Updated 2011-05-11 10:56:24 by LV

Purpose: to discuss the variety of coding techniques available in Tcl for handling errors.

There are a number of types of errors that Tcl programs can encounter. I am going to write about one particular one - but Tcl'ers should feel free to add information about handling other types of errors as they have time.

One of the more annoying errors Tcl programers encounter occurs when a program being exec'd terminates with a non-zero exit code. Tcl by default considers that an error condition that should terminate the program. However, there are various programs whose exit codes are in some way significant. One of the first a Unix Tcl programmer usually encounters is the problem that arises when exec-ing grep, the general regular expression printer, which searches through an input file looking for patterns and outputting the lines which match. The exit code from grep indicates either an error, no lines matched, or success.

In this article[1]:
   From: [email protected] (Cameron Laird)
   Subject: Re: grep
   Date: 4 Jul 1999 17:24:32 -0500
   Message-ID: <[email protected]>

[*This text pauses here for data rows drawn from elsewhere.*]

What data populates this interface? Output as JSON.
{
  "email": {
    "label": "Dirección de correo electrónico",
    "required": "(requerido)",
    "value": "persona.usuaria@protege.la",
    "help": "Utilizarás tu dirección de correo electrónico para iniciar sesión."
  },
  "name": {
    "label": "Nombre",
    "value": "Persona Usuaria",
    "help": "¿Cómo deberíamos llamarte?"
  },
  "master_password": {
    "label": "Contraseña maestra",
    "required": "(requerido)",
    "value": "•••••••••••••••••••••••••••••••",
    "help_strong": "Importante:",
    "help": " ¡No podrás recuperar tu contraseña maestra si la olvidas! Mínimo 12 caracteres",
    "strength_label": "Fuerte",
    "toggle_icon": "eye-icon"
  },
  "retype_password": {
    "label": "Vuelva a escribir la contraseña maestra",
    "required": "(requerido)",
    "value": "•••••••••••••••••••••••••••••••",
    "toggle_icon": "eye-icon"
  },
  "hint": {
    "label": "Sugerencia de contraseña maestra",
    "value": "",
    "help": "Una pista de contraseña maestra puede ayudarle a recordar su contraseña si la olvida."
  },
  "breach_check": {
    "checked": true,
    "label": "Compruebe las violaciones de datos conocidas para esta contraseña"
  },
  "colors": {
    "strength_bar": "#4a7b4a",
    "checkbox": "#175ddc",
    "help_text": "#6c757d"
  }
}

Cameron provides us with a tcl idiom for invoking grep or other commands which terminate with non-zero return codes.
  if [catch {exec grep $pattern $file} result] {
    puts "We found nothing."
  } else {
    puts "We found $result."

Of course in real usage, one would replace the "We found nothing" with code to handle the error condition, and the else code would handle a successful condition.

WARNING! The above idiom doesn't indicate what will happen to the command's error messages. This all depends on the command itself. A program executing a command which writes errors to a console or the current tty will find the output appearing. Grep on some platforms writes its error to stderr, which means that neither the program nor the user will see it.

If you have a look at the global variable errorCode when the catch command above indicates that an error was caught, you will find all sorts of useful info available.

If the first word of the list contained within was CHILDSTATUS then you know that the command you ran (grep in this case) exited with some indication of a failure code. The most common case where this happens in our example is when the pattern doesn't exist in the file.

If the first word of the list contained within was NONE (in fact that is the whole of the list) then you know that there was no non-zero exit status - the error is purely due to the fact that some output was generated on stderr.

There are several other possible error codes; see the tclvars(n) manpage for more details.


DKF: With Tcl 8.6, we can do this all relatively simply through the use of the try command:
try {
    set result [exec grep $pattern $file]
} trap CHILDSTATUS {msg opt} {
    if {[lindex [dict get $opt -errorcode] 2] == 1} {
        # grep has exit code 1 when nothing found
        set result {}
    } else {
        # It's a real error!
        return -options $opt $msg

Irritatingly, the CHILDSTATUS exception puts the exit code and the child process id in an order where we can't do the match directly with the trap clause...

See also: